Mr. Holmes (and five other iconic film characters who deserve a retirement movie)
Understood to be the fictional character that has featured more than any other in adaptations for film and television, Arthur Conan Doyle's deerstalker-wearing detective is undoubtedly one of the most famous fictional characters in history, with more than 75 different actors taking on the role of Sherlock Holmes over the last century. The latest of these is none other than Sir Ian McKellen, who stars as Baker Street's most famous resident in Bill Condon's new film, but this is Sherlock Holmes as you've never seen him before: retired.
Based on Mitch Cullin's 2005 novel A Slight Trick of the Mind, Condon's new film, Mr. Holmes, reimagines the detective as a 93-year old living out his retirement years not in Baker Street, but in a remote farmhouse in rural Sussex. Dr. Watson has long since shuffled from this mortal coil and instead the ageing Holmes is accompanied only by his housekeeper Mrs. Munro (Laura Linney) and her son Roger (Milo Parker).
Holmes is aiming to write his own account of his final case, one which remains unsolved and led to the great detective's retirement. Feeling that Dr. Watson's fictionalised write-up of the case has obscured vital facts in layers of embellishment and exaggeration, Holmes is planning to write his own assessment of the case in the hope of finally solving its mysteries, but age has taken its toll and his mind is not what it once was, particularly his memory. With the help of the curious young Roger, Holmes attempts to piece together the missing pieces of his memory in an attempt to solve the case once and for all.
McKellen is predictably impressive, playing a much more fallible Holmes than we've become used to, but will this mean more films featuring famous characters in their pension years?
You can find the trailer for Mr. Holmes below, beneath that we've made some suggestions for iconic film characters that could work in retirement movies of their own...
After years of unsuccessful attempts to persuade Bill Murray to return for a third instalment of Ghostbusters, Dan Akroyd finally gave up and handed the project over to Paul Feig for the upcoming, all-female reboot. The very fact that Akroyd didn't want to do it without him though belies a simple truth about Ghostbusters; Venkman was always the coolest. So why not give him his own spin-off? It wouldn't work without Murray, that's for sure, and we admit it's doubtful he'd be interested unless the script was amazing, but he's probably the only character from the original films that could carry their own movie and as far as we're concerned any film that puts Bill Murray front and centre is worth watching.

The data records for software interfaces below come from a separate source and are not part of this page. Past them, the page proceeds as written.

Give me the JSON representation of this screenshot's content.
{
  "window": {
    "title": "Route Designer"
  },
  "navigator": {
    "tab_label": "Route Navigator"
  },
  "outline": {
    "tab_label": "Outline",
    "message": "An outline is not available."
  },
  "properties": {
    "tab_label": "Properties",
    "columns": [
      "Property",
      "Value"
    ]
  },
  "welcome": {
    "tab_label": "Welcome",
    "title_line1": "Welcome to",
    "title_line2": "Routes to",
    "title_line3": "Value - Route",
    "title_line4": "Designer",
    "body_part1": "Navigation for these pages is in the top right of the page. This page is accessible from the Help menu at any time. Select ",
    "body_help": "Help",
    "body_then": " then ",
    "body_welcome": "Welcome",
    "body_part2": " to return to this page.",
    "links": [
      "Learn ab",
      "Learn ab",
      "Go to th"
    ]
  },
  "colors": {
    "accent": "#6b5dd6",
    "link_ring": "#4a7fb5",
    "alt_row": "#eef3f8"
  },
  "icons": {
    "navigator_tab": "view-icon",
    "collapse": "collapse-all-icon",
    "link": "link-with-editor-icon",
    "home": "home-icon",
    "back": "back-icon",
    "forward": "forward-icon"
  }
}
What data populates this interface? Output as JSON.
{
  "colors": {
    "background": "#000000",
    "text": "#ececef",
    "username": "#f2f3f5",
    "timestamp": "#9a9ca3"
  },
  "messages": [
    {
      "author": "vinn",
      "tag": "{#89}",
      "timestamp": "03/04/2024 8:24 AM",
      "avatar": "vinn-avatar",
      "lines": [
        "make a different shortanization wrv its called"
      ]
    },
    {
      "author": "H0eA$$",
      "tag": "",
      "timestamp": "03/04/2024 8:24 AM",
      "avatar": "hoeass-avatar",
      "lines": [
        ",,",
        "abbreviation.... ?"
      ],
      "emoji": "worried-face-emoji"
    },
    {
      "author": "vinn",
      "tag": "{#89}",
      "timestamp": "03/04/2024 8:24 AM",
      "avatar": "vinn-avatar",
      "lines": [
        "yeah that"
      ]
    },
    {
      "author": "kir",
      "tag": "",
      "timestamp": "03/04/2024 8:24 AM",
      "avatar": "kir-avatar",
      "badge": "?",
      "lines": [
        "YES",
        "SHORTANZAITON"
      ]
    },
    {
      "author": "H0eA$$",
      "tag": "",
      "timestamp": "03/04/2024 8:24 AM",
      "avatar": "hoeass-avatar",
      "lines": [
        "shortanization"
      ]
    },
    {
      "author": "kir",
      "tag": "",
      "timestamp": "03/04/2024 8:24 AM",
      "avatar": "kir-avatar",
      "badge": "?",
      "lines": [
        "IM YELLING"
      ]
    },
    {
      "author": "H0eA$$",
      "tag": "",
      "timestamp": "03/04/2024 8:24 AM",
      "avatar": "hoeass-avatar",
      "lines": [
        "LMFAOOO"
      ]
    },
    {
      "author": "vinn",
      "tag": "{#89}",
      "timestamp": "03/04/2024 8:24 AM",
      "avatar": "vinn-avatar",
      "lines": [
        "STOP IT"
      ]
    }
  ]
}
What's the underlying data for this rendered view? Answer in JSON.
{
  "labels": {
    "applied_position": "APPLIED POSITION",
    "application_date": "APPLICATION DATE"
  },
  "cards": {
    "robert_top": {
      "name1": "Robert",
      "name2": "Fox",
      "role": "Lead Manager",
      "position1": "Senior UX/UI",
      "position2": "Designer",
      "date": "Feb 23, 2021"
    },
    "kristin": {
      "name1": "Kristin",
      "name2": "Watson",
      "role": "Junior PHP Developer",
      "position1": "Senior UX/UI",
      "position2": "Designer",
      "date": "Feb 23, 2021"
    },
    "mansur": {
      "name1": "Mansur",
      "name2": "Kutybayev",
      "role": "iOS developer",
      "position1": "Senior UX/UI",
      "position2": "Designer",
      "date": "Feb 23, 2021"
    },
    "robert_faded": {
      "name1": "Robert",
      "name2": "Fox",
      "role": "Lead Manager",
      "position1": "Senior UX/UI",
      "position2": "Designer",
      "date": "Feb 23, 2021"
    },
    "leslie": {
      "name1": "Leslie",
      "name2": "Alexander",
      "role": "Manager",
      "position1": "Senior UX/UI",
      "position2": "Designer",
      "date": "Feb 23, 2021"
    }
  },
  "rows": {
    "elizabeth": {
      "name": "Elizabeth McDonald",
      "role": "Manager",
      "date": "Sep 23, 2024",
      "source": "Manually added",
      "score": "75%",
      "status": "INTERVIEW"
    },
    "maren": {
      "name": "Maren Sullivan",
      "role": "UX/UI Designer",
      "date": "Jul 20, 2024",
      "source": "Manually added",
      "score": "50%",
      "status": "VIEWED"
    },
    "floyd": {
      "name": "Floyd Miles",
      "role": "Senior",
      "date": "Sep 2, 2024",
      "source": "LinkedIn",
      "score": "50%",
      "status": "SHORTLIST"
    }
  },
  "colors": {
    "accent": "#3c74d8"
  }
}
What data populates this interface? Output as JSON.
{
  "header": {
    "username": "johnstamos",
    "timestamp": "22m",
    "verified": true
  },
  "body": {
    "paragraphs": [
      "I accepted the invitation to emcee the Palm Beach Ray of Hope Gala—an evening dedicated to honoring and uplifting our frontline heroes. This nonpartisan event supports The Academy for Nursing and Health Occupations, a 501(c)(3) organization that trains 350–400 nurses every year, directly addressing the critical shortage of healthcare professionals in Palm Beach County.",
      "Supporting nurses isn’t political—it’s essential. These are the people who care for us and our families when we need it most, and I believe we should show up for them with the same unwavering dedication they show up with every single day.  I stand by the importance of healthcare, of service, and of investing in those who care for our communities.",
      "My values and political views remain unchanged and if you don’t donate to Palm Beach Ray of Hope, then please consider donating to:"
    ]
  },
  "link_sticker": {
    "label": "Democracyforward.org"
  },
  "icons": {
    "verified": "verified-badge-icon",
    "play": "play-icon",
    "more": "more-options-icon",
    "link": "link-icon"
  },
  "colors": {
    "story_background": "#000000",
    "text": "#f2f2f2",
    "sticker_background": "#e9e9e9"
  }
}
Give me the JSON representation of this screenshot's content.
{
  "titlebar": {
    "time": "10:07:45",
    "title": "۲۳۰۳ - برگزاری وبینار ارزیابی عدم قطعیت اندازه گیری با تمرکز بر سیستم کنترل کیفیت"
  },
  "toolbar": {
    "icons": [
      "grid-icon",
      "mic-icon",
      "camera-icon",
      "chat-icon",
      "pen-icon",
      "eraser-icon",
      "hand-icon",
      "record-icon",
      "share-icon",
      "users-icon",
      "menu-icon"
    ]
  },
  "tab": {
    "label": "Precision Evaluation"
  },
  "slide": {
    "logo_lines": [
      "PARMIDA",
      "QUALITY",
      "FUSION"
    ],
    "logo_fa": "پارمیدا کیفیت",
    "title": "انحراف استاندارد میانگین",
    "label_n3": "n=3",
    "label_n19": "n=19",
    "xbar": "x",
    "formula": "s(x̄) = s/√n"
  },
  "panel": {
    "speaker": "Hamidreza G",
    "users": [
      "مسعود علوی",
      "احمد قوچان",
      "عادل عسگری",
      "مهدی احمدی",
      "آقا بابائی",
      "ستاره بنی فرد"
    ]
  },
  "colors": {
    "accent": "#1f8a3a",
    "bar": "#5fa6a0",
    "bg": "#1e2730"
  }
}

Now, bear with us here, this isn't as crazy as you might initially think. Generally speaking, a sequel to Ferris Bueller's Day Off would be a terrible idea, because we'd have to witness our mischievous teenage hero enduring some mind-numbing office job and having to juggle the school run with talking to the builders about that loft conversion he's going to need with that third baby on the way. But hang on, skip all that and head straight to a retired Ferris, concocting elaborate schemes to avoid visits from the grandchildren and joyriding in that new Ferrari that Cameron's banker son just bought with his ill-gotten bonus. While listening to Skrillex. Or something...
"Who's the black private dick that's a sex machine to all the chicks?” Well, maybe not so much any more, but there's something appealing about the idea of a retired Shaft handing over the mantle to a younger model. Richard Roundtree could still play the role of the original, plus there are any number of young black actors who could play his younger replacement. Plus we'd have the added bonus of being able to pretend that 2001 remake never happened...
The last time we saw Clarice Starling the role was being performed by Julianne Moore in Ridley Scott's 2001 film Hannibal, but since we don't see Dr. Lecter after he makes his escape we've no reason to assume he is dead, so there's always the potential for that story to continue, even though that would require a bit of artistic license with Thomas Harris' original idea, but it wouldn't be the first time screen adaptations have gone beyond the narrative of the books they were based on. Besides, there are very few memorable female law enforcers on the big screen and there's plenty of scope for a retired Starling being dragged back into an unsolved case, with or without Hannibal, so why not?
Our last suggestion is a topical one, with news breaking last week that Fox and Len Wiseman are working on a new Die Hard movie featuring an origin story for its vest-wearing protagonist John McClane. It's being described as a “sequel-prequel”, but if they're willing to go back to the beginning of his life, why not a film set in his old age? There'd be less running around, obviously, but he could still wear the vest. Perhaps a grandson or other young member of the Gruber family gets a job at the retirement home and tries to slip something into his cocoa, only to be thwarted by the snitching parrot in the day room that does a perfect German accent? Yes, it's ridiculous, but let's wait for the plot of Die Hard 6 and see who's laughing then...